BARRIE -- With just five weeks to go until the first bell rings on the new school year, parents are still weighing the possibilities presented to them last week by the provincial government.
Kristie Calway is a single parent who says she doesn't know whether sending her son to school in September is safe.
"I'm leaning towards having to send my kid which is unfair for his health, but I have no other choice," says Calway. "Do I keep him healthy, or do I not pay my bills?"
Calway says she's been left with very few options as the Ontario government moves toward full-day schooling five days a week for the first time since schools across the province were forced to close in mid-March.
"How are we supposed to homeschool our children and work full-time at the same time?"
On Tuesday, Ontario Education Minister Stephen Lecce was in Oro-Medonte, defending the government's decision not to reduce elementary school class sizes.
"My message to parents is we have put $309-million more in place with strict public health policies that keep these kids safe, that introduce more screening, more testing, more cleaning of their facilities and I want them to know we will be there for them every step up the way," says Lecce.
"If the risk continues to rise, we will continue to make those investments. We just will not compromise the safety of children in this province."
Local union leaders, including Jen Hare, Simcoe County Teachers' Bargaining President with the OSSTF, says some classrooms could have more than 25 or 30 students inside, leaving very little room for physical distancing.
"Not changing at all, we're looking at class sizes up to 36 students," says Hare, "and in that space, there is just no room for physical distancing."
While Minister Lecce reiterated the province's hiring of 1300 more custodians and adding 500 public health nurses to schools, unions say teachers still fear for their students and families' safety.
"Its anxiety and apprehension and disappointment our members were really looking forward to a September where they could return and feel safe and be back with their students again, and that's not what we're going to see," says Hare.
Meanwhile, the minister vows to do whatever it takes to keep kids safe.
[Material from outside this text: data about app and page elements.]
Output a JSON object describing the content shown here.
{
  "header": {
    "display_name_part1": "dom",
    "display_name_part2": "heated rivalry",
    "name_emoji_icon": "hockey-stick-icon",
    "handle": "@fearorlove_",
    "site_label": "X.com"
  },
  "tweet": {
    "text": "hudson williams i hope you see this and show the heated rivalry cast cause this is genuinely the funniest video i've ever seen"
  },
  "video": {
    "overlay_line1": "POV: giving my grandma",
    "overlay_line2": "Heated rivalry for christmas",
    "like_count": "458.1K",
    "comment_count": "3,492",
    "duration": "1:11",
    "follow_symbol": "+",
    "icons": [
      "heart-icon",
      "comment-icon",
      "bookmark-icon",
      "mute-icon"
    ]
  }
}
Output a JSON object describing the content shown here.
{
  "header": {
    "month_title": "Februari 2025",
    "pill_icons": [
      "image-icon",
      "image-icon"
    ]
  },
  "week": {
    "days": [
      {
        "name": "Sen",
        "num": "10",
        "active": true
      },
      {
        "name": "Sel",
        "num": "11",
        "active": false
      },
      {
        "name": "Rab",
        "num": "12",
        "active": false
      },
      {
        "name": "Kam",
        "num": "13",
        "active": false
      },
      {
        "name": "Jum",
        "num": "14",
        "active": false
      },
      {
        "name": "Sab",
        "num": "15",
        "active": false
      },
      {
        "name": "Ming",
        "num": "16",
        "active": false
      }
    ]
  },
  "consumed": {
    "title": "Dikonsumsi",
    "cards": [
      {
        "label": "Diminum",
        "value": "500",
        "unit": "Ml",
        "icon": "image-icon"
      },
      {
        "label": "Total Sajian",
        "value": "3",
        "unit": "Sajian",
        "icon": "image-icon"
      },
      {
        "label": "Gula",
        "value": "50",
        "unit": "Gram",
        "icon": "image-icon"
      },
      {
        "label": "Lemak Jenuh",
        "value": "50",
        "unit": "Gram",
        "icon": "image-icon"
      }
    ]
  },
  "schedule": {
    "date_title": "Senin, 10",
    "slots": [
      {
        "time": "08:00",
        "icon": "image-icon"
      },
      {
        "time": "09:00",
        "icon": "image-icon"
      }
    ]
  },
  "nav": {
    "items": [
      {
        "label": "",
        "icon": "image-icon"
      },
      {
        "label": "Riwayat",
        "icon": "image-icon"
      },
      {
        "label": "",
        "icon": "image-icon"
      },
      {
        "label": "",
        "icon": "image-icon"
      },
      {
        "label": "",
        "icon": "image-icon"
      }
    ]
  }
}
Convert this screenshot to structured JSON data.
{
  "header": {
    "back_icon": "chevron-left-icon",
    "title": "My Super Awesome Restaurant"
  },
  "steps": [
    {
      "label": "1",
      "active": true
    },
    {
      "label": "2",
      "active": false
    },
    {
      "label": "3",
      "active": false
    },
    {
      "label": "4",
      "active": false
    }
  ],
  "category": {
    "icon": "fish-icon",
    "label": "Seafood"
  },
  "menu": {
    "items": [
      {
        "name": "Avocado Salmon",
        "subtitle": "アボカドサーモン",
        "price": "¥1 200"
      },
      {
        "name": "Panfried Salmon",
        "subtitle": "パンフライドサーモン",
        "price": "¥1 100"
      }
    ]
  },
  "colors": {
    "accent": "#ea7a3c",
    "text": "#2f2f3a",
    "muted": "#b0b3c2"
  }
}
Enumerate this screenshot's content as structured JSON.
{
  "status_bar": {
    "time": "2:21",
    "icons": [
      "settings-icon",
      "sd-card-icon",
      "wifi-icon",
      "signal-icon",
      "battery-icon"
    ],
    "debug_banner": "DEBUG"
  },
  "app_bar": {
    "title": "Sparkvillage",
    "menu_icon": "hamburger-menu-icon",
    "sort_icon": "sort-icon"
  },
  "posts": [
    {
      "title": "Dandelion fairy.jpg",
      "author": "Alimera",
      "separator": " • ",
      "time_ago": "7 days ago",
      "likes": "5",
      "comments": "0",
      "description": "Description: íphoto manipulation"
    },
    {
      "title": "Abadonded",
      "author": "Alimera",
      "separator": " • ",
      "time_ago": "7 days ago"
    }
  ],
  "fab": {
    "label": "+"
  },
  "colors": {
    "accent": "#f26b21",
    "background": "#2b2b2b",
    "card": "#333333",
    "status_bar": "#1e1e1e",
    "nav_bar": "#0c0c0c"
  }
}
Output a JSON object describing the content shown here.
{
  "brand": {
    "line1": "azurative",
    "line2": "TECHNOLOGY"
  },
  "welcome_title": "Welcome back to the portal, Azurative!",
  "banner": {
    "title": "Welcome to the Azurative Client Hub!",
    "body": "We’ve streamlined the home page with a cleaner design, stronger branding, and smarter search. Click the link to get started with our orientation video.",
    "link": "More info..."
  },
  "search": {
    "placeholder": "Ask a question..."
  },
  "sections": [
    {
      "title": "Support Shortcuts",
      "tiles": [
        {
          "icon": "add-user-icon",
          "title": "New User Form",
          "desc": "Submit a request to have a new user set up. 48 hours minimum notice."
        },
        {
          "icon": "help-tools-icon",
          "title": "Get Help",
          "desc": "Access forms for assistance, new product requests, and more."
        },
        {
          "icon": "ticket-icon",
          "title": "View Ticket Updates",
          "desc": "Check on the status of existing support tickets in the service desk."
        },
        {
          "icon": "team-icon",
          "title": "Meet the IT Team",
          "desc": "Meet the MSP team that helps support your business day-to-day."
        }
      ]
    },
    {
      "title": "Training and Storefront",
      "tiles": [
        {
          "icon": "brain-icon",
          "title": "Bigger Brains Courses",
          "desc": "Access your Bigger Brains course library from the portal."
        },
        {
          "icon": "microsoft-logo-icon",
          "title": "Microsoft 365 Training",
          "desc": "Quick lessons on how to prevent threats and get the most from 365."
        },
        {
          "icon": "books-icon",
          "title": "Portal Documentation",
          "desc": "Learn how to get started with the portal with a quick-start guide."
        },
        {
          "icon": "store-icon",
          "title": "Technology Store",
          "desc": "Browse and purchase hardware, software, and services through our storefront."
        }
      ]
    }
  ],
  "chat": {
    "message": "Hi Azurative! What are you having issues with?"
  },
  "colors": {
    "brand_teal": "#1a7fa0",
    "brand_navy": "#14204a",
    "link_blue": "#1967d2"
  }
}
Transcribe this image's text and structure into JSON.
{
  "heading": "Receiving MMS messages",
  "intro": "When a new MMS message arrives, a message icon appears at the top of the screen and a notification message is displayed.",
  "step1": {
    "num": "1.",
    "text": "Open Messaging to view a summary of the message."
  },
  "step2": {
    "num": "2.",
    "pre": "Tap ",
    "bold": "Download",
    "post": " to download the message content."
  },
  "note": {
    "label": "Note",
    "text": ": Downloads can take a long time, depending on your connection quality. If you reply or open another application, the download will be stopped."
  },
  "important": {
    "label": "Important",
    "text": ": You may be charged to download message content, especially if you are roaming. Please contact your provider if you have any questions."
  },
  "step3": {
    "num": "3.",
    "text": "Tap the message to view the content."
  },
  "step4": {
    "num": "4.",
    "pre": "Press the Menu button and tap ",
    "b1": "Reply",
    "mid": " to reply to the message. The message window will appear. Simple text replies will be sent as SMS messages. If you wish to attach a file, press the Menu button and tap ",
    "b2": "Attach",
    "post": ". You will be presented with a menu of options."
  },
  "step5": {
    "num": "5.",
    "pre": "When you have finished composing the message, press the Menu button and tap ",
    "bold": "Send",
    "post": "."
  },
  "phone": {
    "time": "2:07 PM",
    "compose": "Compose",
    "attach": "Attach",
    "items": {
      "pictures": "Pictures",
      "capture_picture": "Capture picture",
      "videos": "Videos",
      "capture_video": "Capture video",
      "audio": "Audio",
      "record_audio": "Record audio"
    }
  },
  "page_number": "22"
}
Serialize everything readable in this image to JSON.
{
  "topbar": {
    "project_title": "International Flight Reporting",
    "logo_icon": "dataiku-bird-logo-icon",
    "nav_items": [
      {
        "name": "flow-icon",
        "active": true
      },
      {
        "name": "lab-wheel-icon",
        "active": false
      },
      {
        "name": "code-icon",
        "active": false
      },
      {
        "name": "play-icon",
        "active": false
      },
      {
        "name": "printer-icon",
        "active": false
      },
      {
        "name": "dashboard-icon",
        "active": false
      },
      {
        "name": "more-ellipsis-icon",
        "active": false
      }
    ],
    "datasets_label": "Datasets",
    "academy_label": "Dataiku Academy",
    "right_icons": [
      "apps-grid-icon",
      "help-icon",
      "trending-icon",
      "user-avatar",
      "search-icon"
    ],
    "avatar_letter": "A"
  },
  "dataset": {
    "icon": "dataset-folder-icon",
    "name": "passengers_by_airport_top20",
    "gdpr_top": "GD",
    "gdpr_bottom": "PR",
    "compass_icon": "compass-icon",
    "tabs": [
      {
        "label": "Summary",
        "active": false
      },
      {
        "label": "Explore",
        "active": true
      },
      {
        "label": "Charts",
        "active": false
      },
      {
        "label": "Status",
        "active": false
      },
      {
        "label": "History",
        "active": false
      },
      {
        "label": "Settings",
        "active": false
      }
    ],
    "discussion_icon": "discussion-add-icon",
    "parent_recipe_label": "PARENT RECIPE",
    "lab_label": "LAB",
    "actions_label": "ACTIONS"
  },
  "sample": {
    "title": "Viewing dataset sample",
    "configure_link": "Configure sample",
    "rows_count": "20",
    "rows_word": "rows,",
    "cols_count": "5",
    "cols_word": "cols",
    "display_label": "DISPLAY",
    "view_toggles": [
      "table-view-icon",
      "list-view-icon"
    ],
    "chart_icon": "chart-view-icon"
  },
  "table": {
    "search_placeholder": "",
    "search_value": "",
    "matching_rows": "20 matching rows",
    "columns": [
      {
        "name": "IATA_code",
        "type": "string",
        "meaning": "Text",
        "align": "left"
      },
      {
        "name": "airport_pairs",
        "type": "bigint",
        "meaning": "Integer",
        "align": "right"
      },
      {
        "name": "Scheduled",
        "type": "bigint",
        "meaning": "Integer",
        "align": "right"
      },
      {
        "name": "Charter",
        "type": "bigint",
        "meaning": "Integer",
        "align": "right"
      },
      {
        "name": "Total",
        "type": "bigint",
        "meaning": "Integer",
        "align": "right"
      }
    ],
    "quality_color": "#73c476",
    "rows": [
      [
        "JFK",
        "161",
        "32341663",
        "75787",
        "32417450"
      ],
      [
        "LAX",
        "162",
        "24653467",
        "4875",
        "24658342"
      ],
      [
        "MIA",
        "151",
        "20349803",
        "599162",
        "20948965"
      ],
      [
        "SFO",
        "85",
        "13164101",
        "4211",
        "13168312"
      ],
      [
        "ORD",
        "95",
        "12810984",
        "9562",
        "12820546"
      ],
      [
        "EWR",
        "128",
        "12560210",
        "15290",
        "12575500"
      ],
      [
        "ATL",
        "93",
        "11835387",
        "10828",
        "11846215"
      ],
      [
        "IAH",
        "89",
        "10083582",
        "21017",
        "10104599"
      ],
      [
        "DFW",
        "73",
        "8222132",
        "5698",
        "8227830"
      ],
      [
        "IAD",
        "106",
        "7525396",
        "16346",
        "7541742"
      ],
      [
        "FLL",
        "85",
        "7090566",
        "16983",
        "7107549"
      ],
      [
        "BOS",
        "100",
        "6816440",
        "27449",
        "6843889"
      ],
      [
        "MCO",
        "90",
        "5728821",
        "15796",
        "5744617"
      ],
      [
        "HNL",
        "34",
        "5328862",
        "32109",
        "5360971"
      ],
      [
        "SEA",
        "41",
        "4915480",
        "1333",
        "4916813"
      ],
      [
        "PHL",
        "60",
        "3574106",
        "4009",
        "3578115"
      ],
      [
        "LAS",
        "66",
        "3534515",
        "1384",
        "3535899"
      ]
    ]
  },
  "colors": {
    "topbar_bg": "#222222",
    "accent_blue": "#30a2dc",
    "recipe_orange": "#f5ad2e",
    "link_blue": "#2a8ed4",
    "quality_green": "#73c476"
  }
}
He says the local health unit and school board will determine outbreak protocols if the virus is found in schools.
"If something happens in 30, 60, 90 days in the context of a second wave, we will not pause or hesitate to put in place the investments, the training, the additional staffing to keep these kids safe," says Lecce.